It hurts to accept that a relationship will never been what you wanted it to be — and others will see you as a failure when you do something about it.
It hurts to accept that you will never be exactly what you hoped to become — that you will never become good enough to win the love of the people you don’t even realizing you’re still trying to win.
The list could go on. The specifics differ for all of us — and how we handle them differs in just as many ways.
Some people turn to alcohol and other recreational drugs. Some people turn to hedonistic forms of sex. Others turn to gambling or a thousand other things. Some people become addicted to making other people believe they’re successful. I turn to the drug called sugar.
The last time I thought I’d found love — about three years ago — I suddenly quit eating badly and I quickly started shedding excess weight. When that ended, the craving returned and the problem returned. Since then, there have been short times when I’ve been able to keep it under control for short periods of time through sheer willpower, but that’s something that will never last.
The only thing that really changes things for me is having the love and emotional security to begin making changes in my life that I know I need to make.
It’s not difficult to know what to do. The process isn’t a secret. It doesn’t require a special diet. But everything — for me, at least — hinges on the elusive elixir called love.
At this particular watershed moment, I could go one of several different directions. One thing that keeps appealing to me is to just delete every public presence I have in the world and to move somewhere far away without explaining where I’m going or why. Another direction is to stay where I am and live a more conventional life long enough to become wealthy — and then decide where to go. There are others. I don’t know what all my options are, but I know something has to change.
When I’m in denial, I allow things to drag along without change. When I allow myself glimpses of the realities I deny, I know that I have to make massive change. That’s why denial is so dangerous to me.
There’s a part of me that likes denial. I can pretend I’m going to have who and what I need. I can pretend that people love me and understand me. I can pretend all sorts of things.
But denial keeps me from changing reality. It’s not healthy. It leads to continued stagnation. It leads to even more hurt when the inevitable tortured hopes end up shattered.
I can’t promise myself that I’ll end the denial right now. I don’t know how to force it. I’ve tried that and it doesn’t work. I just know that I have to step away from it completely if I’m ever to have any of the things I need — and it’s in these moments of painful reality that I have some chance of changing things that need to be changed.

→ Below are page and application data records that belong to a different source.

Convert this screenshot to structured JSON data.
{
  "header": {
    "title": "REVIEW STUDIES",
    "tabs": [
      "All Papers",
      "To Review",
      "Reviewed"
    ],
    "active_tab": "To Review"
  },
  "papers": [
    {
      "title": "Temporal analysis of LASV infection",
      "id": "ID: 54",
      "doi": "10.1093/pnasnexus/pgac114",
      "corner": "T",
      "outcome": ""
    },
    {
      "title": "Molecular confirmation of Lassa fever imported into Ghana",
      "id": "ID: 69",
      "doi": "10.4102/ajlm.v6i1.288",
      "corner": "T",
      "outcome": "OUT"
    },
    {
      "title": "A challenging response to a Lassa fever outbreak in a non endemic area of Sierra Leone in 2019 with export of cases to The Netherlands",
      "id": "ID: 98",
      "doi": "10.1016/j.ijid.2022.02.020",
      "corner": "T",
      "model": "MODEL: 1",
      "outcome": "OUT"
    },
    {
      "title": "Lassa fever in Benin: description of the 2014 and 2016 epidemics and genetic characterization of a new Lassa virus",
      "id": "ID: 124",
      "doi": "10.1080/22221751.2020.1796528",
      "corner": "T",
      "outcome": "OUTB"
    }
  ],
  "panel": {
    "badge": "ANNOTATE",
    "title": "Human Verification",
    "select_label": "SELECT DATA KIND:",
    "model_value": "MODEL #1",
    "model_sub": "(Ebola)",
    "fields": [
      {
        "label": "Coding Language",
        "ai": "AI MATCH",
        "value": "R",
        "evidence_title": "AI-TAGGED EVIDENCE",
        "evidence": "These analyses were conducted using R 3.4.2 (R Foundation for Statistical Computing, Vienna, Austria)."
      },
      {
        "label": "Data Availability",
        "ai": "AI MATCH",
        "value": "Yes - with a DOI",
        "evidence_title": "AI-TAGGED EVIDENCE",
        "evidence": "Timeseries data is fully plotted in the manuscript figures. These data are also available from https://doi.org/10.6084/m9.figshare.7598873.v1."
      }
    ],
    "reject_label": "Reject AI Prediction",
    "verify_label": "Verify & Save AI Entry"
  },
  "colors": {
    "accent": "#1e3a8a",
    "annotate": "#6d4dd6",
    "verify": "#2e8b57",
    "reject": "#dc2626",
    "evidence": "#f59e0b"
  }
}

The idea of doing that is scary, though, because it means giving up on people and plans that are still painfully alive and very real in my heart.